  • Transnistria Transnistria (Pridnestrovie), also spelled Transdniestria, is the part of Moldova east of the river Dniester and (since 1990) a self-declared and more or less functioning independent state with no international recognition from any sovereign state. It has a majority Slavic population, as opposed to majority Moldovan which Moldova has. Also known as the Dniester Republic, it has its own police, army, and currency and functions outside of the jurisdiction of Moldova, however, there is no sign of it becoming an internationally recognized country.

Partially recognized states largely under military occupation[change | change source]

Internationally administered territory with de facto recognition[change | change source]

Historic unrecognized or partially recognized states with de facto control over their territory[change | change source]

Europe[change | change source]

Asia[change | change source]

Africa[change | change source]

  • Anjouan (1997-2002). Now part of Comoros.
  • Biafra controlled territory in eastern Nigeria between the time of its secession in May 1967 until its final military collapse in January 1970. It was recognized by 12 nations.
  • Katanga controlled the state of the same name within the former Belgian Congo after decolonisation, between 1960 and 1964.
  • Mohéli (1997-1998). Now part of Comoros.
  • Rhodesia.
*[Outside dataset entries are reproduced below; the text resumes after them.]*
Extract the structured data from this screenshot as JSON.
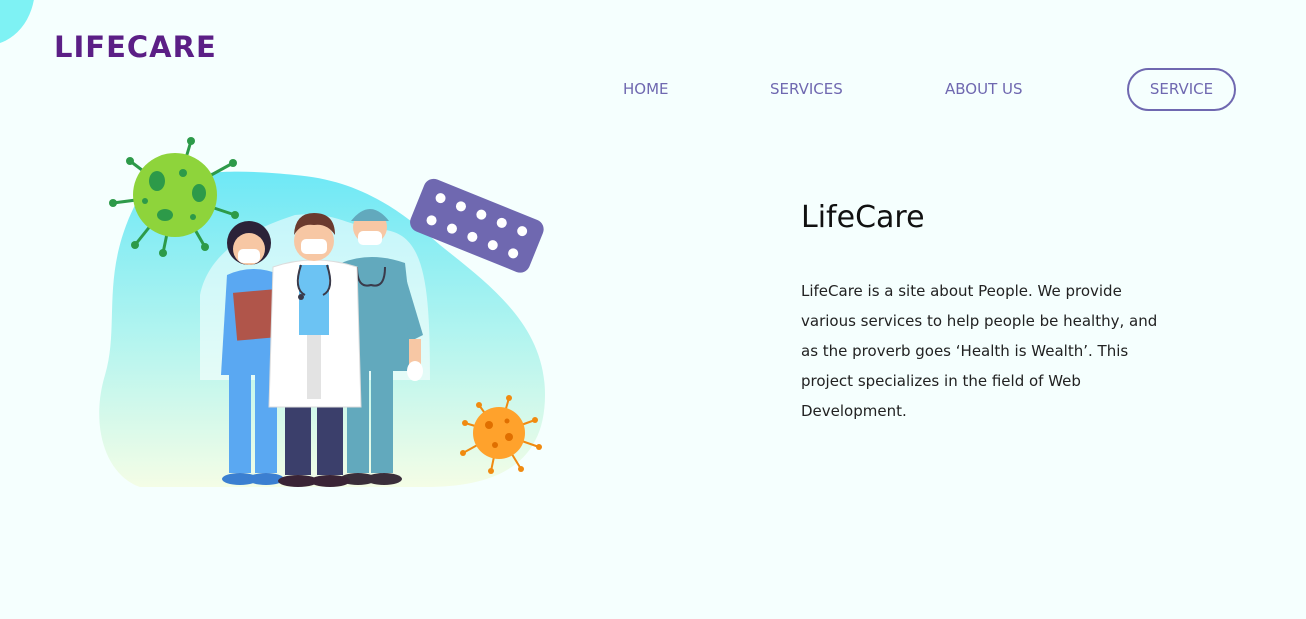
{
  "brand": {
    "logo_text": "LIFECARE",
    "logo_color": "#5b1f86",
    "accent_color": "#6f68b0"
  },
  "nav": {
    "items": [
      {
        "label": "HOME"
      },
      {
        "label": "SERVICES"
      },
      {
        "label": "ABOUT US"
      }
    ],
    "cta_label": "SERVICE"
  },
  "hero": {
    "illustration": "medical-staff-illustration",
    "title": "LifeCare",
    "description": "LifeCare is a site about People. We provide various services to help people be healthy, and as the proverb goes ‘Health is Wealth’. This project specializes in the field of Web Development."
  }
}
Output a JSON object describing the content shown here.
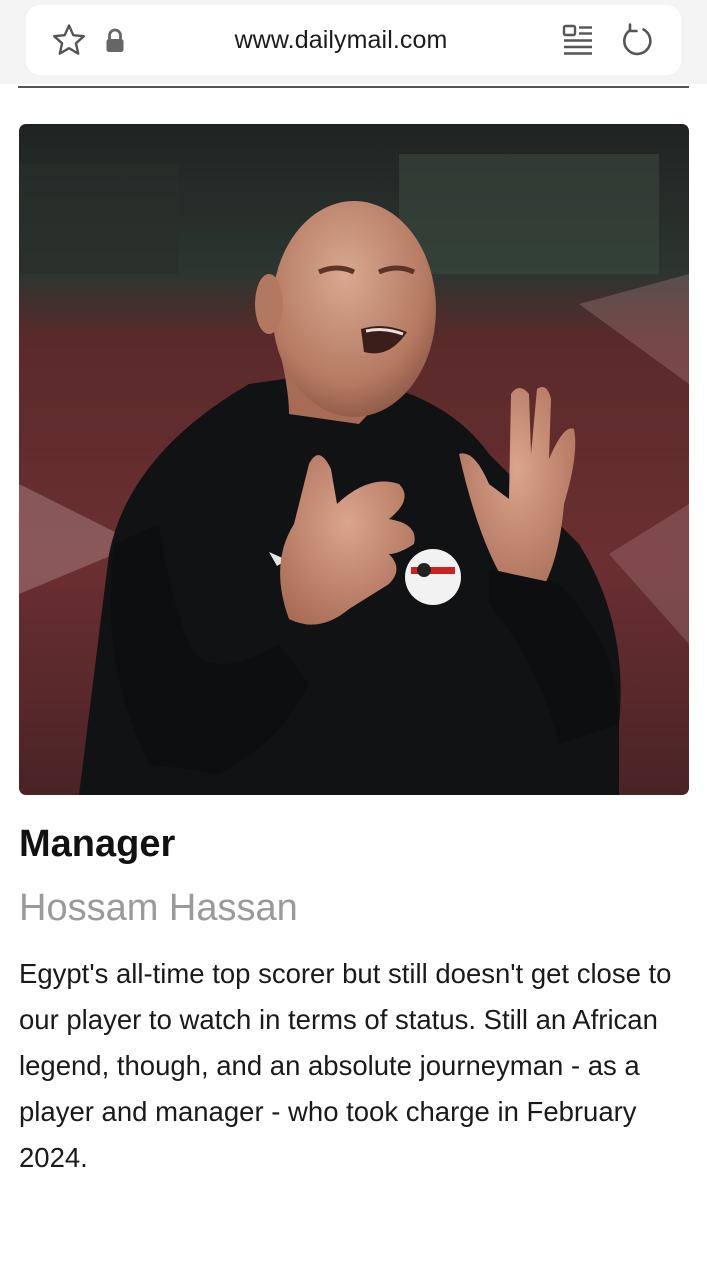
{
  "browser": {
    "url": "www.dailymail.com",
    "icons": {
      "bookmark": "star-icon",
      "security": "lock-icon",
      "reader": "reader-mode-icon",
      "reload": "reload-icon"
    }
  },
  "article": {
    "role": "Manager",
    "name": "Hossam Hassan",
    "description": "Egypt's all-time top scorer but still doesn't get close to our player to watch in terms of status. Still an African legend, though, and an absolute journeyman - as a player and manager - who took charge in February 2024."
  },
  "colors": {
    "background": "#ffffff",
    "topbar": "#f4f4f5",
    "heading": "#111111",
    "subheading": "#9a9a9a",
    "body": "#1a1a1a"
  }
}
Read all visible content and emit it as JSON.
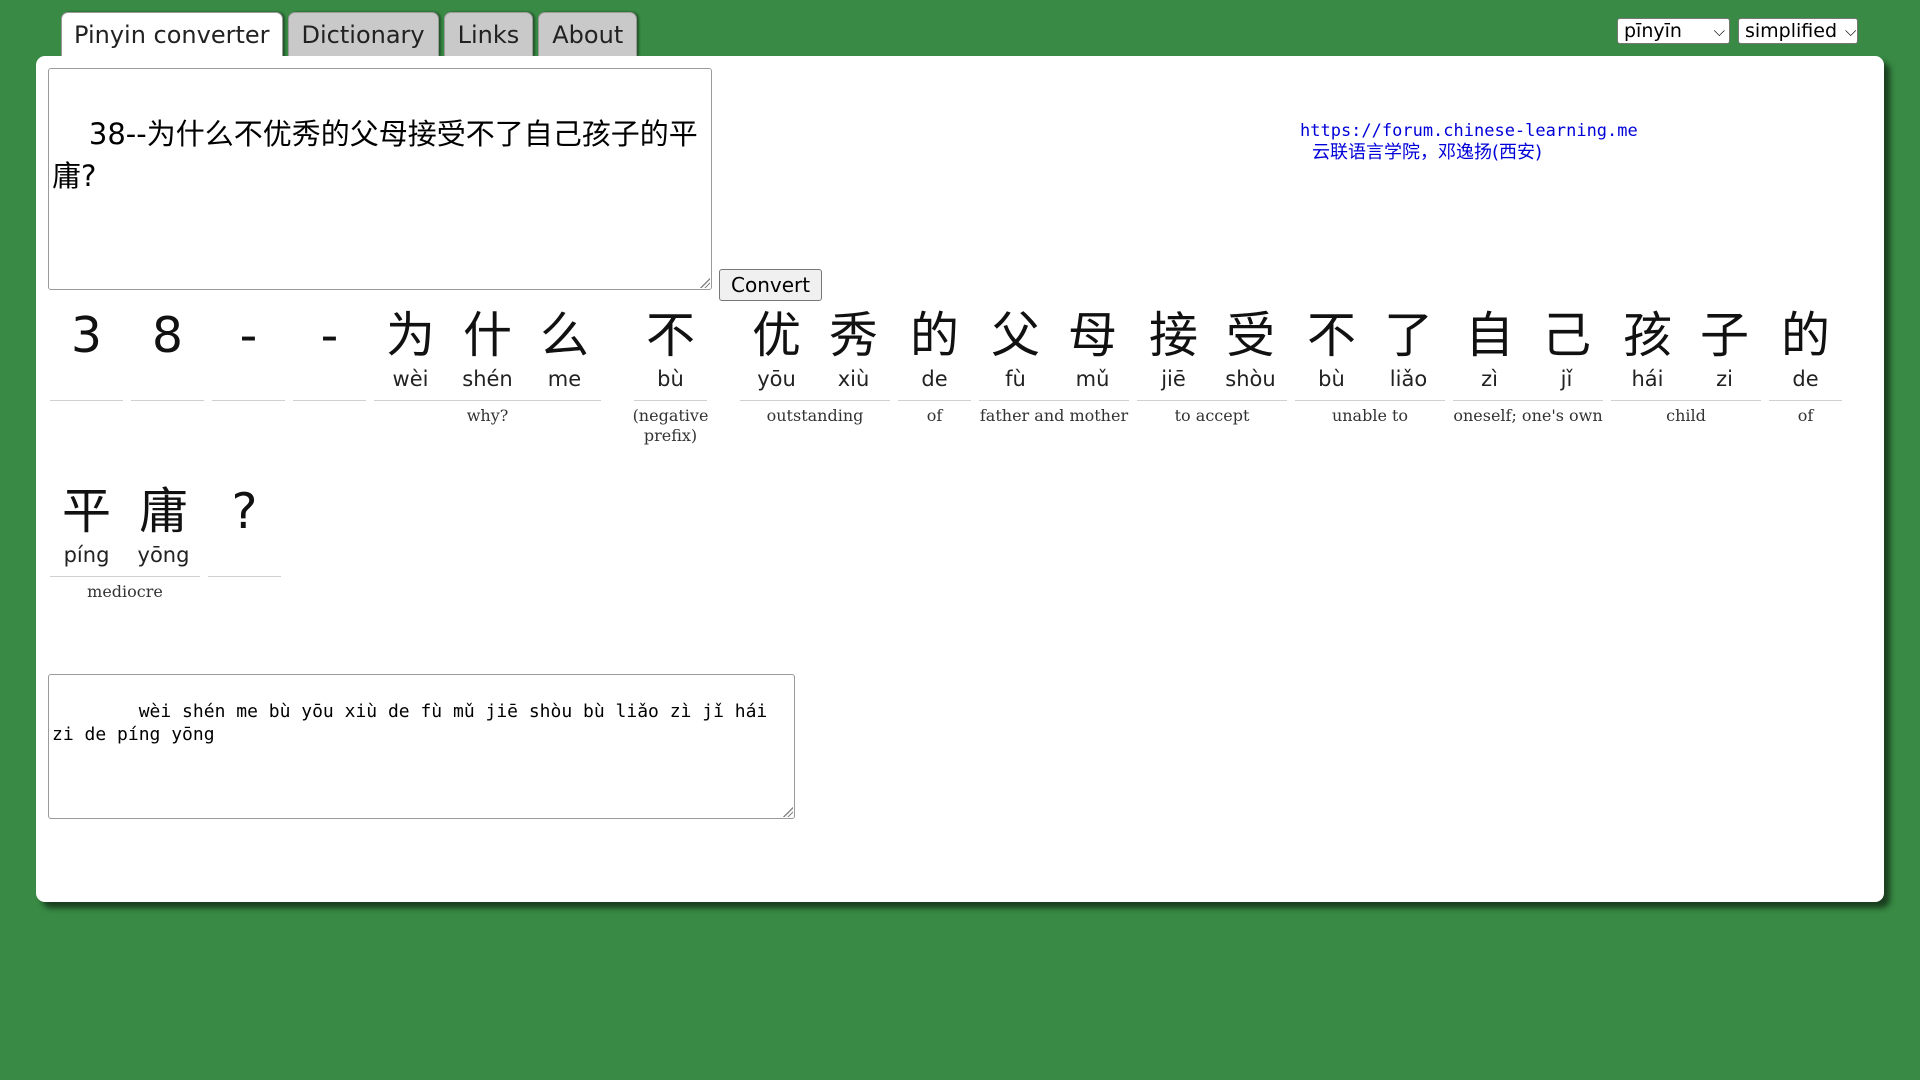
{
  "tabs": [
    {
      "label": "Pinyin converter",
      "active": true
    },
    {
      "label": "Dictionary",
      "active": false
    },
    {
      "label": "Links",
      "active": false
    },
    {
      "label": "About",
      "active": false
    }
  ],
  "selects": {
    "tone_format": "pīnyīn",
    "script": "simplified"
  },
  "input_text": "38--为什么不优秀的父母接受不了自己孩子的平庸?",
  "convert_label": "Convert",
  "credit": {
    "url": "https://forum.chinese-learning.me",
    "name": "云联语言学院，邓逸扬(西安)"
  },
  "words": [
    {
      "chars": [
        {
          "hz": "3",
          "py": ""
        }
      ],
      "def": ""
    },
    {
      "chars": [
        {
          "hz": "8",
          "py": ""
        }
      ],
      "def": ""
    },
    {
      "chars": [
        {
          "hz": "-",
          "py": ""
        }
      ],
      "def": ""
    },
    {
      "chars": [
        {
          "hz": "-",
          "py": ""
        }
      ],
      "def": ""
    },
    {
      "chars": [
        {
          "hz": "为",
          "py": "wèi"
        },
        {
          "hz": "什",
          "py": "shén"
        },
        {
          "hz": "么",
          "py": "me"
        }
      ],
      "def": "why?"
    },
    {
      "chars": [
        {
          "hz": "不",
          "py": "bù"
        }
      ],
      "def": "(negative prefix)"
    },
    {
      "chars": [
        {
          "hz": "优",
          "py": "yōu"
        },
        {
          "hz": "秀",
          "py": "xiù"
        }
      ],
      "def": "outstanding"
    },
    {
      "chars": [
        {
          "hz": "的",
          "py": "de"
        }
      ],
      "def": "of"
    },
    {
      "chars": [
        {
          "hz": "父",
          "py": "fù"
        },
        {
          "hz": "母",
          "py": "mǔ"
        }
      ],
      "def": "father and mother"
    },
    {
      "chars": [
        {
          "hz": "接",
          "py": "jiē"
        },
        {
          "hz": "受",
          "py": "shòu"
        }
      ],
      "def": "to accept"
    },
    {
      "chars": [
        {
          "hz": "不",
          "py": "bù"
        },
        {
          "hz": "了",
          "py": "liǎo"
        }
      ],
      "def": "unable to"
    },
    {
      "chars": [
        {
          "hz": "自",
          "py": "zì"
        },
        {
          "hz": "己",
          "py": "jǐ"
        }
      ],
      "def": "oneself; one's own"
    },
    {
      "chars": [
        {
          "hz": "孩",
          "py": "hái"
        },
        {
          "hz": "子",
          "py": "zi"
        }
      ],
      "def": "child"
    },
    {
      "chars": [
        {
          "hz": "的",
          "py": "de"
        }
      ],
      "def": "of"
    },
    {
      "chars": [
        {
          "hz": "平",
          "py": "píng"
        },
        {
          "hz": "庸",
          "py": "yōng"
        }
      ],
      "def": "mediocre"
    },
    {
      "chars": [
        {
          "hz": "?",
          "py": ""
        }
      ],
      "def": ""
    }
  ],
  "output_text": "    wèi shén me bù yōu xiù de fù mǔ jiē shòu bù liǎo zì jǐ hái zi de píng yōng"
}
British Colony that unilaterally declared independence in 1965. This action was not legally recognized by any other nation, nor the declaration of Rhodesia as a republic in 1970. This entity remained until 1979, when it became Zimbabwe-Rhodesia.
  • Zimbabwe-Rhodesia. Formed in 1979 after negotiations between white minority government and moderate black leaders. Existed 1 June to 12 December 1979, when it became the colony of South Rhodesia again. In 1980 it became the Republic of Zimbabwe.

South African Homelands[change | change source]

Created by the Republic of South Africa from its own territory

Americas[change | change source]

Oceania[change | change source]

Historic unrecognized or partially recognized governments with de facto control over their territory[change | change source]

These regimes had control over the territory of a country for which most other states recognized a different government as being the legitimate government:

Related pages[change | change source]

References[change | change source]

  1. "World court says Kosovo's independence is legal - Yahoo! News". Retrieved 2010-07-24.[permanent dead link]